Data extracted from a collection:
BEGIN
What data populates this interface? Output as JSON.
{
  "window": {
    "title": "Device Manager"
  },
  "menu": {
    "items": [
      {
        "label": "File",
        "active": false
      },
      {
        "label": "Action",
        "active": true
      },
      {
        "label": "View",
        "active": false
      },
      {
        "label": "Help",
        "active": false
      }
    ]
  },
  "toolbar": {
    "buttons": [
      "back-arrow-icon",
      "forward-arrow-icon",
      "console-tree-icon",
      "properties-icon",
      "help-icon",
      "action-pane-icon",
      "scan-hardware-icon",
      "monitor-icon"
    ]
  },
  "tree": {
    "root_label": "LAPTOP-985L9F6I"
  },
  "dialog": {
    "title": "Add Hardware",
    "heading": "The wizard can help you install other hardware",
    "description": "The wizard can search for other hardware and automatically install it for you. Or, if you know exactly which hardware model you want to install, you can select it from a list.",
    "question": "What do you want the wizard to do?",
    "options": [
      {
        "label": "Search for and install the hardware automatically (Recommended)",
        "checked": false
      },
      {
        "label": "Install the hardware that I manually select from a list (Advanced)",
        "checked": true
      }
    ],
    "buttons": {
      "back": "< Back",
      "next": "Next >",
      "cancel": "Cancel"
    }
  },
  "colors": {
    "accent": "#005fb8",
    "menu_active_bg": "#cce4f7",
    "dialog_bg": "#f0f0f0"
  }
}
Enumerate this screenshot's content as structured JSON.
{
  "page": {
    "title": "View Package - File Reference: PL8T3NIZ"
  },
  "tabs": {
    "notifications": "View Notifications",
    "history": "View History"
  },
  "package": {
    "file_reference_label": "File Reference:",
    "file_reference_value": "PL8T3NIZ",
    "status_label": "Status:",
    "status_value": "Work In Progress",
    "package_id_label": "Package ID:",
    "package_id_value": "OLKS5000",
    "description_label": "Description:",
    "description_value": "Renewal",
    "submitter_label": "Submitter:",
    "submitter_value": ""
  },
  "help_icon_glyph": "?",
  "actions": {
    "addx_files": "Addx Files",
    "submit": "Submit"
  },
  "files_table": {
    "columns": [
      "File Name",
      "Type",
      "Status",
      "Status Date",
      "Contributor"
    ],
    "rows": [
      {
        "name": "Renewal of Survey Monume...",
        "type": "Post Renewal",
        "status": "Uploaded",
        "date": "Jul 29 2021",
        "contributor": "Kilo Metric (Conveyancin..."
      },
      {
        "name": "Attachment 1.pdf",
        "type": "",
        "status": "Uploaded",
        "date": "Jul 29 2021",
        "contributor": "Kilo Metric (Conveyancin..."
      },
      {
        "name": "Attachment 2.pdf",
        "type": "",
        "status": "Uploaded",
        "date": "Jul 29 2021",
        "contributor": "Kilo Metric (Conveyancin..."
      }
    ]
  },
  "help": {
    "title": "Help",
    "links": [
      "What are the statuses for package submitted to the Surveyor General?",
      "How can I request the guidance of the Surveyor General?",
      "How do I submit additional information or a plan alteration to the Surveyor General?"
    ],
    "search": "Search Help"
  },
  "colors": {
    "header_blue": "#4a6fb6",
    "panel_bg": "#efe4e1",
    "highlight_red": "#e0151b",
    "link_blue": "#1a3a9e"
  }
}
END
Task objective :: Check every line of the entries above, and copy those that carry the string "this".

Response area ::
What data populates this interface? Output as JSON.
Enumerate this screenshot's content as structured JSON.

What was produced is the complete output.